Part of the trouble with D students is that their barriers to success are complicated. They might be kind of lazy, and kind of unprepared, and they maybe have some sort of learning disabilities. These students are really, really hard to help.

The author, who is a teacher, explains that these students haven’t really learned anything much by the end of the school year. The difference between a D and a F is a matter of a few more classes attended and one or two more correct answers on a test, but D students earn the same credit at the end of a course as B students, even though they’re basically failing school. About 18 percent of Simmons’s students earned Ds.

What to do? Simmons suggests that the solution might be to simply stop granting academic credit for Ds. That would, he argues, probably motivate students more:

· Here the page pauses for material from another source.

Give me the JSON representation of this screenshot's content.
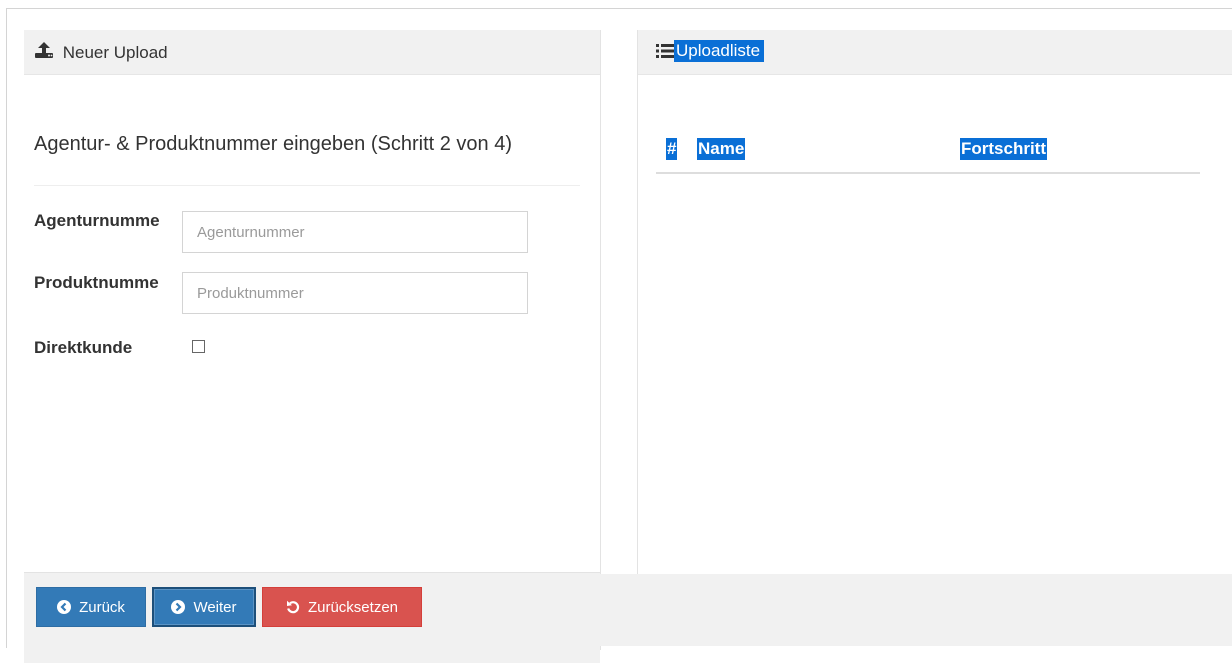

I once worked at a Los Angeles charter school that did away with Ds to increase college acceptances. At this school, students “failed” a class when they scored below 62.5 percent—a cut-off number derived from a five-point grading scale that was based on state standardized tests. Yet very few scored below that threshold. The percentage distinguishing a C- from the abyss of failure below was significantly smaller than it had been before, but it was the midway point between “Basic” and “Proficient” on rubrics using that five-point scale. At the end of the school’s first year without Ds, over 90 percent of the senior class accepted invitations to attend four-year universities.

It’s not exactly an airtight argument, since charter schools are self-selecting and tend to attract relatively motivated students in the first place, but a move in this direction would probably have a positive impact on student achievement. My own (admittedly private) high school didn’t grant academic credit for anything below an 80, and I assure you even the “low performing” students still learned a great deal in their classes.

So why don’t more schools want to implement something like this? Well, the reason is pretty simple. As Simmons points out, the accountability based on a lot of standardized tests that we’ve now got throughout American high schools means that huge problems ensue, from the perspectives of both public relations and legal sanctions, when students don’t graduate. And no credits for Ds would mean lower graduation rates. It really makes a whole lot more sense for school administrators to keep letting the D students limp along until they finally grab a diploma at the end. Sure they’ve basically been wasting everyone’s time for four years, but at least they didn’t publicly flunk. A little failure is far harder to address than a lot of almost failure.

Daniel Luzer

Daniel Luzer is the news editor at Governing Magazine and former web editor of the Washington Monthly. Find him on Twitter: @Daniel_Luzer